February 12, 2020

Monitoring for changes in pupil behaviour, seeking the right advice and keeping hope alive are three of the best ways schools can support their pupils in the digital world. 

The advice comes from the Safer Schools Initiative, led by online safeguarding experts Ineqe Safeguarding Group in partnership with Zurich Municipal and has been released to help teachers identify and address online harms in the classroom.

stem-t4l--PnSpCHYKsw-unsplash1. It’s not about the technology, it’s about behaviour
Teachers have deep lived experience of children’s behaviour, giving them unique insight to help safeguard pupils online and offline. Often signs a child is being bullied, even in the online environment, manifest in the classroom, corridors and playgrounds of the school.  When a child’s demeanour changes, it’s important teachers also consider their increased level of vulnerability in the online environment, where anonymity can shield and encourage bullying. Keep an eye out for changes to behaviour, listen to what other teachers and children say, take advice and when the time is right – talk to the child

 2.    Think twice before you take advice
The wrong advice can make things worse – so ensure information shared with parents, children, young people and the school community is accurate, credible and relevant. The best training is built on evidence grounded in practice and real life case studies. Credible and timely information sharing is at the heart of safeguarding. This influences how professionals respond and is critical when seeking advice and/or when escalating a case where any harmful influences go beyond the school gates.  Don’t let just anyone come into the school to talk to pupils about online safety, check their credentials.

3.    Create the right environment and culture
Children need to know you understand. Everyone can and does make mistakes.  They also need to know if they do make a mistake, they have a listening ear. Having a reassuring conversation with students could be worth its weight in gold when things go wrong.  If a child is being bullied, suffering in silence because someone has created a fake profile of them or has shared an intimate image of themselves, they’ll need help.  This is why the environment and culture created in the comfort and safety of the classroom matters. 

At all costs avoid taking away their hope. Desperation can drive children to dark places. If they have faced a relentless bully or shared an image, they need to know something can be done. What goes online doesn’t have to stay online and in many cases material can be removed or hidden from sight. 

Tilden Watson, Head of Education at Zurich Municipal said, “Protecting pupils’ safety on and offline is a growing concern for our school customers. We have been working with online safeguarding experts for over two years to help schools to fully understand the risks as well as how to deal with problems if and when they arise. 

“Teaching professionals and school staff have an enormous influence on students, so it is vital they have the appropriate tools and most up-to-date information to help them navigate online dangers. Education is central to creating more positive outcomes for young people and keeping the whole school community safer in the increasingly digital world.”

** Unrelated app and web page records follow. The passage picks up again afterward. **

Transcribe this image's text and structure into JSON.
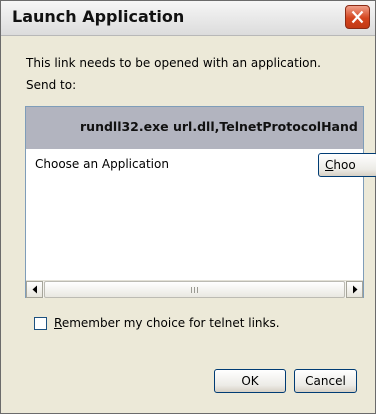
{
  "window": {
    "title": "Launch Application"
  },
  "message": {
    "line1": "This link needs to be opened with an application.",
    "line2": "Send to:"
  },
  "app_list": {
    "header_text": "rundll32.exe url.dll,TelnetProtocolHand",
    "choose_label": "Choose an Application",
    "choose_button": {
      "accesskey": "C",
      "rest": "hoo"
    }
  },
  "remember": {
    "checked": false,
    "accesskey": "R",
    "rest": "emember my choice for telnet links."
  },
  "buttons": {
    "ok": "OK",
    "cancel": "Cancel"
  },
  "colors": {
    "dialog_bg": "#ece9d8",
    "header_bg": "#b2b4bf",
    "close_button": "#d4451f"
  }
}
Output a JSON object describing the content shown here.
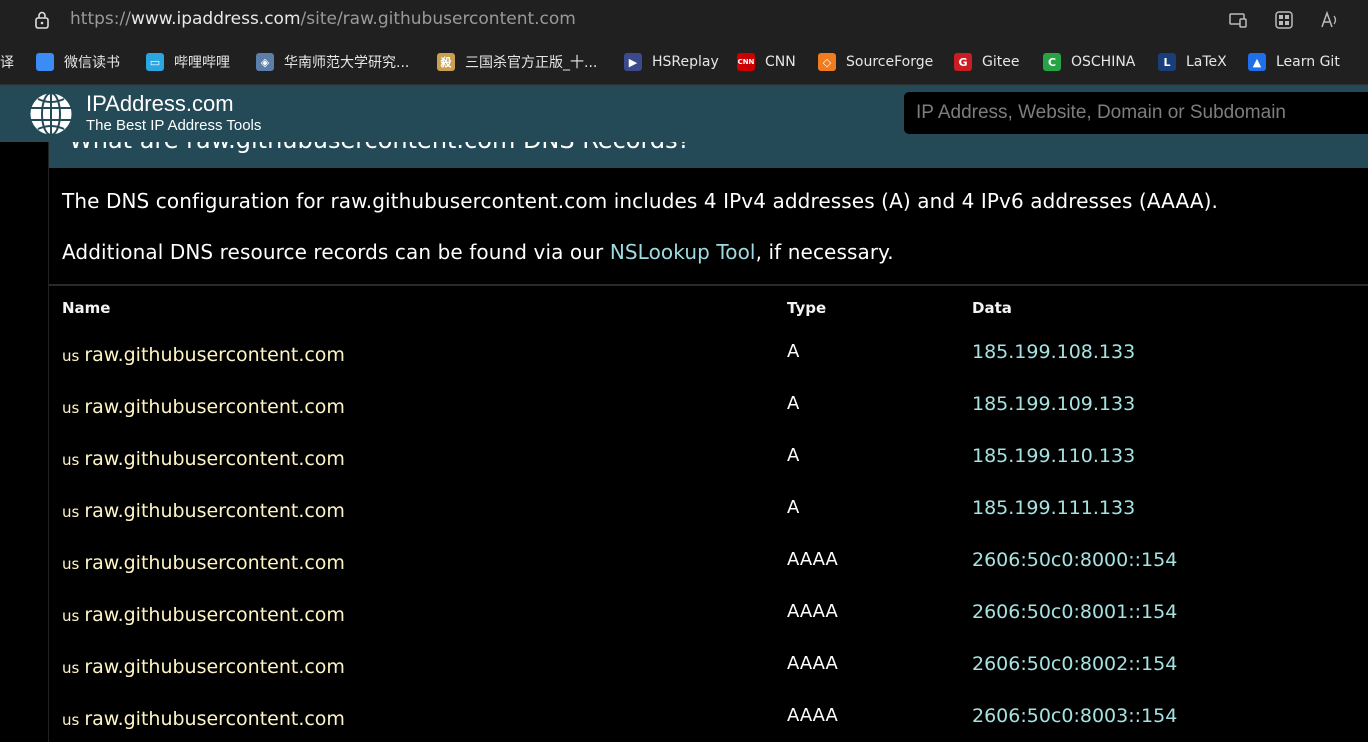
{
  "browser": {
    "url_prefix": "https://",
    "url_host": "www.ipaddress.com",
    "url_path": "/site/raw.githubusercontent.com",
    "icons": [
      "lock-icon",
      "cast-icon",
      "apps-icon",
      "read-aloud-icon"
    ]
  },
  "bookmarks": [
    {
      "label": "译",
      "icon": "translate-icon",
      "color": "#2a2a2a",
      "glyph": ""
    },
    {
      "label": "微信读书",
      "icon": "weread-icon",
      "color": "#3b8cf5",
      "glyph": ""
    },
    {
      "label": "哔哩哔哩",
      "icon": "bilibili-icon",
      "color": "#2aa6e0",
      "glyph": "▭"
    },
    {
      "label": "华南师范大学研究...",
      "icon": "scnu-icon",
      "color": "#5b7fa8",
      "glyph": "◈"
    },
    {
      "label": "三国杀官方正版_十...",
      "icon": "sanguosha-icon",
      "color": "#c8a050",
      "glyph": "殺"
    },
    {
      "label": "HSReplay",
      "icon": "hsreplay-icon",
      "color": "#3a4a8a",
      "glyph": "▶"
    },
    {
      "label": "CNN",
      "icon": "cnn-icon",
      "color": "#cc0000",
      "glyph": "CNN"
    },
    {
      "label": "SourceForge",
      "icon": "sourceforge-icon",
      "color": "#f07c1f",
      "glyph": "◇"
    },
    {
      "label": "Gitee",
      "icon": "gitee-icon",
      "color": "#c71d23",
      "glyph": "G"
    },
    {
      "label": "OSCHINA",
      "icon": "oschina-icon",
      "color": "#27a346",
      "glyph": "C"
    },
    {
      "label": "LaTeX",
      "icon": "latex-icon",
      "color": "#1a3e7a",
      "glyph": "L"
    },
    {
      "label": "Learn Git",
      "icon": "learngit-icon",
      "color": "#1f6feb",
      "glyph": "▲"
    }
  ],
  "site": {
    "brand_name": "IPAddress.com",
    "brand_tagline": "The Best IP Address Tools",
    "search_placeholder": "IP Address, Website, Domain or Subdomain"
  },
  "section": {
    "heading": "What are raw.githubusercontent.com DNS Records?",
    "para1": "The DNS configuration for raw.githubusercontent.com includes 4 IPv4 addresses (A) and 4 IPv6 addresses (AAAA).",
    "para2_before": "Additional DNS resource records can be found via our ",
    "para2_link": "NSLookup Tool",
    "para2_after": ", if necessary."
  },
  "table": {
    "headers": {
      "name": "Name",
      "type": "Type",
      "data": "Data"
    },
    "rows": [
      {
        "country": "us",
        "name": "raw.githubusercontent.com",
        "type": "A",
        "data": "185.199.108.133"
      },
      {
        "country": "us",
        "name": "raw.githubusercontent.com",
        "type": "A",
        "data": "185.199.109.133"
      },
      {
        "country": "us",
        "name": "raw.githubusercontent.com",
        "type": "A",
        "data": "185.199.110.133"
      },
      {
        "country": "us",
        "name": "raw.githubusercontent.com",
        "type": "A",
        "data": "185.199.111.133"
      },
      {
        "country": "us",
        "name": "raw.githubusercontent.com",
        "type": "AAAA",
        "data": "2606:50c0:8000::154"
      },
      {
        "country": "us",
        "name": "raw.githubusercontent.com",
        "type": "AAAA",
        "data": "2606:50c0:8001::154"
      },
      {
        "country": "us",
        "name": "raw.githubusercontent.com",
        "type": "AAAA",
        "data": "2606:50c0:8002::154"
      },
      {
        "country": "us",
        "name": "raw.githubusercontent.com",
        "type": "AAAA",
        "data": "2606:50c0:8003::154"
      }
    ]
  }
}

Jim Gamble, online safeguarding expert
and the force behind the Safer Schools app said, “Online bullying and image sharing remain monumental challenges for parents, carers, teachers and safeguarding professionals. The best way we can help young people stay safe online is by empowering them through education and teaching them how to protect themselves from harm. If recent experience has taught us one thing, it’s that online issues very often have offline roots.”
 

-Ends-